There’s no magic formula to remaining compliant, and the software can’t achieve it independently. However, having the software is a step in the right direction, making the rest of your journey towards compliance that much more pain-free. Before you purchase your ERP, it may be wise to check out our blog on building a comprehensive ERP checklist, which gives you a step-by-step outline of how to make a list specific to your requirements (compliance is, after all, just one of those requirements).
2. Protects the security and control of your data
Discussions around data security and the protection of that data are not going away anytime soon. Companies will have to invest in software that can securely manage the information they use daily. Canada looks set to introduce new privacy legislation, and this follows in the footsteps of legislation such as GDPR in Europe. As technology advances, data control and security will grow rather than shrink in priority for those trying to prove and maintain compliance.
It should be possible to tailor the security features to meet your requirements. There are standard security features you should look for:
- Access controls allow you to give different team members different levels of authority within the system. You can keep track of who has access and to what they have access to. For instance, perhaps only the leadership team needs to access consolidated reports, and maybe only the accounts team should have the ability to dig into historicals.
- Password control is a pretty standard feature, but it should be possible to tailor this feature to roles or teams. For example, you might want to use the same access password for the admin team or want everyone to have an individual login. It depends, but having flexibility can be useful.
- Segregation of duties should be possible so that it’s possible to double-check transactions and invoices and make sure all information is accurate. For instance, it’s wise to have transactions authorized by a person not directly involved in the transaction. The salesperson might be the one to process the transaction, but the accounts team may be the ones who need to sign off on it. It’s possible to automate this within your system so that the right people are notified. This is one way to check all transactions are compliant before finalization.
- Data encryption is the bread and butter of data security. Your ERP system must have this to ensure any level of protection against breaches in data.
- Audit trails are crucial to showing compliance, and these must give a detailed breakdown of data changes and the users responsible. This holds the team accountable for anything they do within the ERP system and is an extra layer of protection against any kind of malpractice. It’s also handy if anything ever does go wrong, as it will be possible to trace the origin of any inaccurate information quickly and efficiently.
3. Enhances traceability and quality control
The supply chain is a critical component of business for many businesses, but it’s incredibly crucial for compliance within the manufacturing and health care industries. In the worst-case scenario, inventory tracking issues within healthcare facilities can lead to lost lives, so it’s no wonder an ERP plays such an essential role in this industry.
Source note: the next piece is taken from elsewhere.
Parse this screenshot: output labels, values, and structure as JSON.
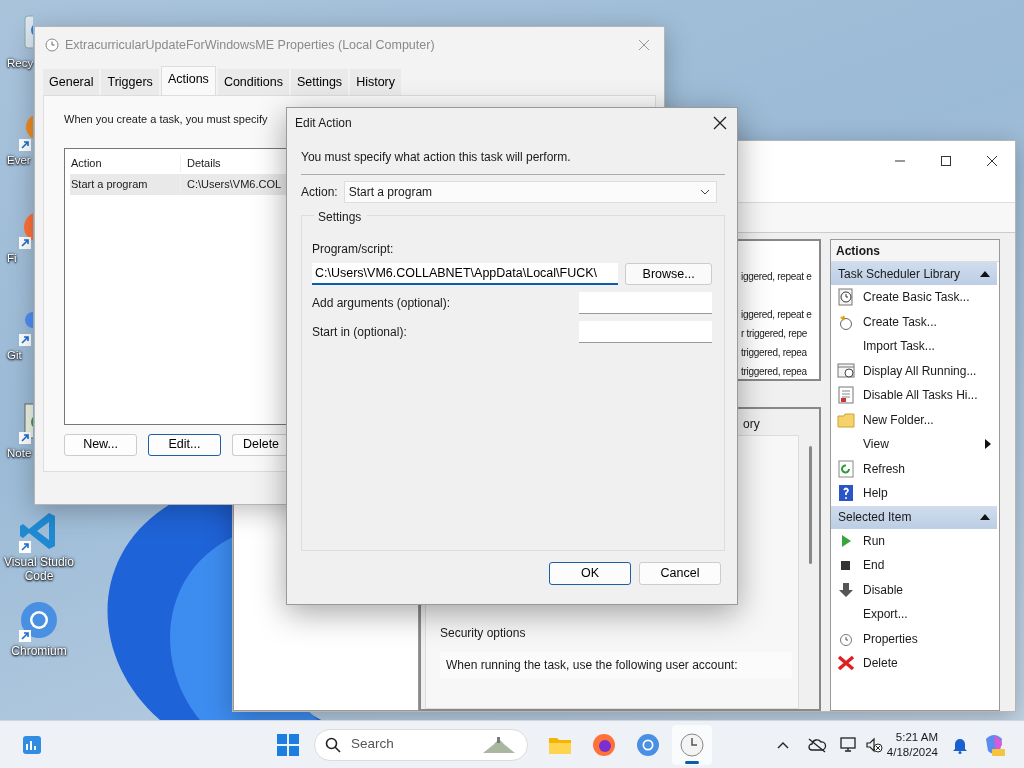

Traceability is similar to visibility and transparency, but we have separated them because it deserves a special mention of compliance-regulated supply chains. Most ERPs provide solid visibility and transparency of data and processes but can’t always manage the inherent complexities of supply chain dependent industries. It’s best to invest in software that is built to handle supply chains in your industry. Preferably, look for a provider who can show you case studies that prove their software’s functionality in your industry.